HUD Posts FAQs about Increased Rent Payments for RAD Projects in Opportunity Zones
Congress created the Rental Assistance Demonstration (RAD) in fiscal year 2012 to test whether public housing agencies (PHAs) could leverage Section 8 rental assistance contracts to raise private debt and equity to make public housing capital improvements and thereby preserve low-income housing. According to updated RAD operation guidance in Notice H-2019-09/PIH-2019-23 issued on September 5, HUD will provide extra rent revenue of up to $100 per unit per month to a public housing project located in an Opportunity Zone that converts to Section 8 project-based rental assistance (PBRA) through RAD, provided the project needs extra revenue to be financially viable. HUD recently posted a set of frequently asked questions (FAQs) that explain the eligibility criteria for receiving the extra rent revenue. The FAQ can be found on HUD’s online RAD Resource Desk at www.radresource.net.

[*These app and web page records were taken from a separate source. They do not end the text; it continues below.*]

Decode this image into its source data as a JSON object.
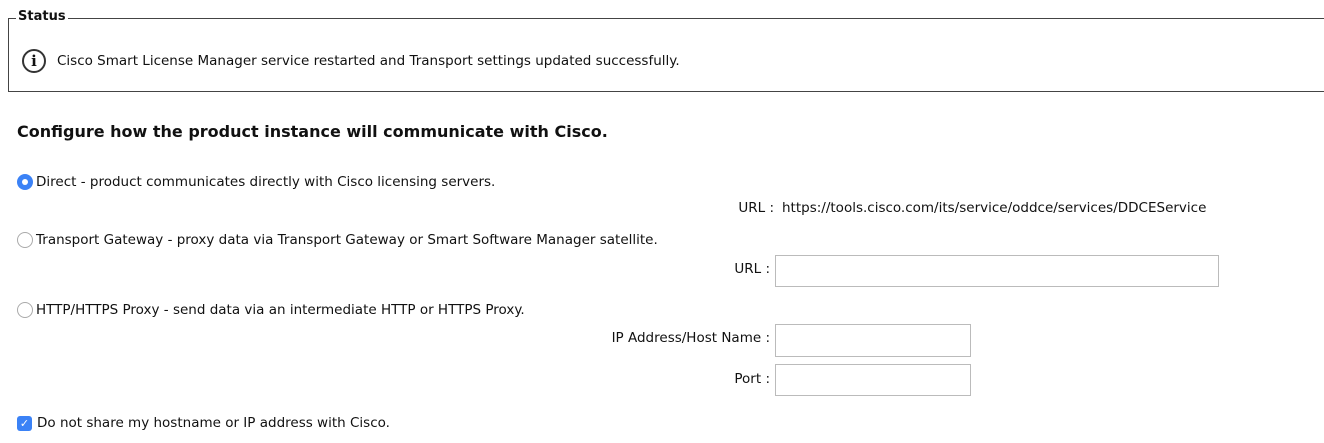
{
  "status": {
    "legend": "Status",
    "icon": "info-icon",
    "message": "Cisco Smart License Manager service restarted and Transport settings updated successfully."
  },
  "config": {
    "title": "Configure how the product instance will communicate with Cisco.",
    "options": [
      {
        "label": "Direct - product communicates directly with Cisco licensing servers.",
        "selected": true
      },
      {
        "label": "Transport Gateway - proxy data via Transport Gateway or Smart Software Manager satellite.",
        "selected": false
      },
      {
        "label": "HTTP/HTTPS Proxy - send data via an intermediate HTTP or HTTPS Proxy.",
        "selected": false
      }
    ],
    "direct_url_label": "URL :",
    "direct_url_value": "https://tools.cisco.com/its/service/oddce/services/DDCEService",
    "gateway_url_label": "URL :",
    "gateway_url_value": "",
    "proxy_host_label": "IP Address/Host Name :",
    "proxy_host_value": "",
    "proxy_port_label": "Port :",
    "proxy_port_value": "",
    "privacy_checkbox": {
      "label": "Do not share my hostname or IP address with Cisco.",
      "checked": true
    }
  },
  "colors": {
    "accent": "#3b82f6"
  }
}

To receive up to an additional $100 per unit per month, subject to the availability of funds, the RAD project must be located in a designated Opportunity Zone and must plan to convert public housing units to PBRA, undertake either new construction or substantial rehabilitation, and demonstrate that the extra revenue is necessary to achieve financial viability. HUD will approve requests on a first-come, first-served basis. According to the FAQ, HUD defines “new construction” or “substantial rehabilitation” as hard construction costs, including general requirements, overhead and profit, and payment and performance bonds, in excess of 60 percent of the Housing Construction Costs as published by HUD for a given market area. According to HUD, funds for this purpose will be allocated on a first-come, first served basis, subject to the availability of funds.
Housing construction costs for a given market area can be found at www.hud.gov/sites/dfiles/PIH/documents/TDC.pdf. HUD has also developed a tool, available on the RAD Resource Desk, that PHAs can use to quickly assess whether their proposed rehab level meets this threshold. For purposes of calculating aggregate construction costs, HUD will consider the combined construction costs of the overall development. The development may include a mixture of new construction and rehabilitation and may include other units besides the converting units, such as through the development of new units.
According to the FAQ, HUD will generally take the following approach to determining whether the rent increase is necessary for the viability of the transaction:
- HUD will consider the total revenue for the property, including any other adjustments to the Commitment to enter into a Housing Assistance Payment (CHAP) rents and other revenue producing units at the site.
- The transaction must utilize “hard,” must-pay financing.
- Using a trending rate of 2 percent for revenue and 3 percent for expenses, the transaction must maintain a debt coverage ratio that is no greater than 1.35 over a 20-year pro forma.
- The transaction can’t include any cash-out financing or net acquisition proceeds to the PHA.
- For transactions with more than 50 units, the transaction must defer or exclude at least 25 percent of the maximum allowable developer fee that would be allowable under the state Qualified Allocation Plan.
As a result of these tests, HUD may deny the rent increase or reduce the amount from what was requested. And HUD reserves the right to consider other unique factors in the analysis of individual transactions.